IBM shares creep up after the company raises its dividend 10% to 55 cents.

Updated from 12:18 a.m. EDT



shares crept up in Tuesday trading after the tech bellwether announced plans to boost its quarterly dividend and launch a $3 billion stock repurchase program.

The company raised its quarterly dividend from 50 cents to 55 cents a share, marking the 14th year in a row that IBM has increased its dividend.

Not surprisingly, investors responded positively to the news, and IBM's stock rose $2.43, or 2.43%, to $102.38, outpacing a modest advance in tech stocks that saw the Nasdaq climb 0.14%.


We view the unexpected dividend increase as a modest positive, especially in light of the current macro backdrop," wrote Maynard Um, an analyst at UBS, in a note released Tuesday. Um maintained his "neutral" rating and $100 IBM price target.

IBM's board also authorized $3 billion in additional funds for its stock repurchase program Tuesday, and now has approximately $6.7 billion with which to buy back stock.

"We were not surprised to see the additional repurchase authorization," wrote Maynard. "IBM only had ~$3.7billion remaining under its current authorization and expected share repurchases to likely accelerate."

The analyst nonetheless warned that the tech leviathan is still vulnerable to the


of an unforgiving economy. IBM could capitalize on its strength in areas such as public sector, , he explained, but still suffer from limited improvements in the short-term macro environment.

IBM recently


analysts' first-quarter revenue estimates but repeated its bullish commitment to 2009 earnings of $9.20.

The Armonk, N.Y.-based firm, which was recently in discussions to


troubled tech giant

Sun Microsystems


, is also confronted with a rapidly shifting competitive landscape.

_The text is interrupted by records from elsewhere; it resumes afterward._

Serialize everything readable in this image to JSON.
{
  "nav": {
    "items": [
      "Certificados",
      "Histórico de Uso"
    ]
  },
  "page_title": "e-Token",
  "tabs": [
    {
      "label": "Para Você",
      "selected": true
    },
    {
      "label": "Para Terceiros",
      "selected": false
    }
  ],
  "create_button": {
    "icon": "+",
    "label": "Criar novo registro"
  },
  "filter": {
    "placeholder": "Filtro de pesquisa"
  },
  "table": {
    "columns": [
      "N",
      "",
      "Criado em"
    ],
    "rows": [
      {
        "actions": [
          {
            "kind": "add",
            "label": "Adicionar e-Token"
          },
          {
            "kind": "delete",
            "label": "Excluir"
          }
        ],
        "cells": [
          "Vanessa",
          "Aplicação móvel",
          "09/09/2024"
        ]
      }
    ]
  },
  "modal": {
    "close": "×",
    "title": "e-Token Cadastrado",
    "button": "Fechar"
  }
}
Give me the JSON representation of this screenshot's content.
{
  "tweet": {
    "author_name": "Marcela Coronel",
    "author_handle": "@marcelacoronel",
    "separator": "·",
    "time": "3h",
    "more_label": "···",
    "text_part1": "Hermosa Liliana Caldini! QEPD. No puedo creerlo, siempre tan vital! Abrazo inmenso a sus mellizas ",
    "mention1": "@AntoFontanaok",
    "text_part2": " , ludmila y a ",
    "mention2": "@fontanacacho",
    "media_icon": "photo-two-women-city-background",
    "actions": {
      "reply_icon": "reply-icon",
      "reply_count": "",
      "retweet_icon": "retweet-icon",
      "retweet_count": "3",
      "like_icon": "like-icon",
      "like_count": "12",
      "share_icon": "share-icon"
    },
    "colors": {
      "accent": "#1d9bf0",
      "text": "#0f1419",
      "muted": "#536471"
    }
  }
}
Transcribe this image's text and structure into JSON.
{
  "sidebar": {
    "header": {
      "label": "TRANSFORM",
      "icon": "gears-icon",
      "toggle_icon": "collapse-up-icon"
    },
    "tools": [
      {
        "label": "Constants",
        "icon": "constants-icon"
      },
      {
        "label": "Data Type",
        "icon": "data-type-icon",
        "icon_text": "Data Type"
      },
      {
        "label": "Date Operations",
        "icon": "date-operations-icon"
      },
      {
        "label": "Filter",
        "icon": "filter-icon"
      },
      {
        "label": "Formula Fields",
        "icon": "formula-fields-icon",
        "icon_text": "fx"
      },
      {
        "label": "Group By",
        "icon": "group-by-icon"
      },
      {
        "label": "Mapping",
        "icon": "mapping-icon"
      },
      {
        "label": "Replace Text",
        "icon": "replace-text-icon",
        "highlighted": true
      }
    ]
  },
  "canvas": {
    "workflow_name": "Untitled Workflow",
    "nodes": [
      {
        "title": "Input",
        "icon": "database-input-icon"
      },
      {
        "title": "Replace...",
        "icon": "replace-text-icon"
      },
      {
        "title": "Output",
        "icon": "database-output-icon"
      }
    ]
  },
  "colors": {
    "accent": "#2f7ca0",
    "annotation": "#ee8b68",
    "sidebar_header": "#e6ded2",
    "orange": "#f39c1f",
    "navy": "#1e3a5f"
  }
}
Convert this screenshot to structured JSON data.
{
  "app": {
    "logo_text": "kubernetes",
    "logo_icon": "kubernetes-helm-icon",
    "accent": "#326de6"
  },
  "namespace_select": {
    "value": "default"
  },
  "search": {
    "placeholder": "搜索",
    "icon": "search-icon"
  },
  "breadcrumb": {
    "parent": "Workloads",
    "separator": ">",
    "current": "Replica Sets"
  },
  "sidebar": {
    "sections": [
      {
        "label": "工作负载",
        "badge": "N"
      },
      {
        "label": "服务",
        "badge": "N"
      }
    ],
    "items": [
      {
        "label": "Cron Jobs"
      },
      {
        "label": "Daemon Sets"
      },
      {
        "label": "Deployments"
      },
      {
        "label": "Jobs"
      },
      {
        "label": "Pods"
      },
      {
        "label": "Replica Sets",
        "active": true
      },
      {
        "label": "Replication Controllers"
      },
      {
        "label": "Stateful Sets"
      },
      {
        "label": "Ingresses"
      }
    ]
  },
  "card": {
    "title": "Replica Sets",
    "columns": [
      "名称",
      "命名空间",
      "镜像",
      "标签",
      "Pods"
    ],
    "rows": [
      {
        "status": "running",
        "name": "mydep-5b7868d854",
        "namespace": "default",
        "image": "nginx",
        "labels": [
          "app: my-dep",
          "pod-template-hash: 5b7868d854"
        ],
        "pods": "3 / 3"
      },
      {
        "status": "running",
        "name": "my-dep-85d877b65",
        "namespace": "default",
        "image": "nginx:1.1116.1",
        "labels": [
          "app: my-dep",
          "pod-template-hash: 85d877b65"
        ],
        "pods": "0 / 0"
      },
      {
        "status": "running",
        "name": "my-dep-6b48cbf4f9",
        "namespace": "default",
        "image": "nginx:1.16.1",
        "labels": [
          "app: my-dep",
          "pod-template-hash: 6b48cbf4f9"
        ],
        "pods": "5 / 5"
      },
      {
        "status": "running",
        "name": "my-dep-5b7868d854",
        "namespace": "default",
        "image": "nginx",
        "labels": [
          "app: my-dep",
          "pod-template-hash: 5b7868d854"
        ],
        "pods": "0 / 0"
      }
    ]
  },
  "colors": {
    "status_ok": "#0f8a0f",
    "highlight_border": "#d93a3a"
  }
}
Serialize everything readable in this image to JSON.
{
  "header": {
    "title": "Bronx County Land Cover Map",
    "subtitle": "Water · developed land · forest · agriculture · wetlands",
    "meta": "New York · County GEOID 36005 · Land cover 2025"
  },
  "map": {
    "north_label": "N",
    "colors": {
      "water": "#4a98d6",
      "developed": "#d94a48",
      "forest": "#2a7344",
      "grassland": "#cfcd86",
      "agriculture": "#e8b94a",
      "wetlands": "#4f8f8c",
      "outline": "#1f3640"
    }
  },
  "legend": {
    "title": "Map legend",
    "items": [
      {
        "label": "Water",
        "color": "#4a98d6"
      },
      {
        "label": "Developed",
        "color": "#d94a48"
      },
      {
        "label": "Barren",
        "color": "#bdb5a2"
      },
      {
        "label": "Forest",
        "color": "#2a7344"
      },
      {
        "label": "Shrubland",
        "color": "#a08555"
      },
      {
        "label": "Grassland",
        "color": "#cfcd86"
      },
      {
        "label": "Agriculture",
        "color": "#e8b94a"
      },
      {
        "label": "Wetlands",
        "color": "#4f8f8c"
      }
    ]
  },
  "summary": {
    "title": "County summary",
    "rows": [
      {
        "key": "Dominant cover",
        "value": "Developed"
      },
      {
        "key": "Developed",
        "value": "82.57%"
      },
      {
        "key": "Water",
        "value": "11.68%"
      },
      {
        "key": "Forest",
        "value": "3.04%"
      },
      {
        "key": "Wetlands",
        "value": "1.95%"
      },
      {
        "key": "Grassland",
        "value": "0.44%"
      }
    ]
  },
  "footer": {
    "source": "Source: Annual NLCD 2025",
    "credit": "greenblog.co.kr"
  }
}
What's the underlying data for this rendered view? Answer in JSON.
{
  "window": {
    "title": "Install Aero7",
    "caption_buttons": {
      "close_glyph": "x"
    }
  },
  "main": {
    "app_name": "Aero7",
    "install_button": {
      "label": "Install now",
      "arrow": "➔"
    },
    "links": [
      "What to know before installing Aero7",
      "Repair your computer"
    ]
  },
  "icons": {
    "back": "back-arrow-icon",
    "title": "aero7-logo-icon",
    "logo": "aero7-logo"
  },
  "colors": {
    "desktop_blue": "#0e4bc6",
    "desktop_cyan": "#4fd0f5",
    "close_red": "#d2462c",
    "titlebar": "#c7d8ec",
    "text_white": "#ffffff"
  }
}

Sun was eventually snapped up by IBM's database rival



and even networking giant



is stepping on Big Blue's toes with its recent entry into the server market.

Storage behemoth



became the latest company to flex its muscles when it launched its high-end


system, a direct competitor to IBM's Enterprise Storage Server.

IBM, however, is already corralling its wagons, notably by


its distribution deal with



for Internet switches and routers.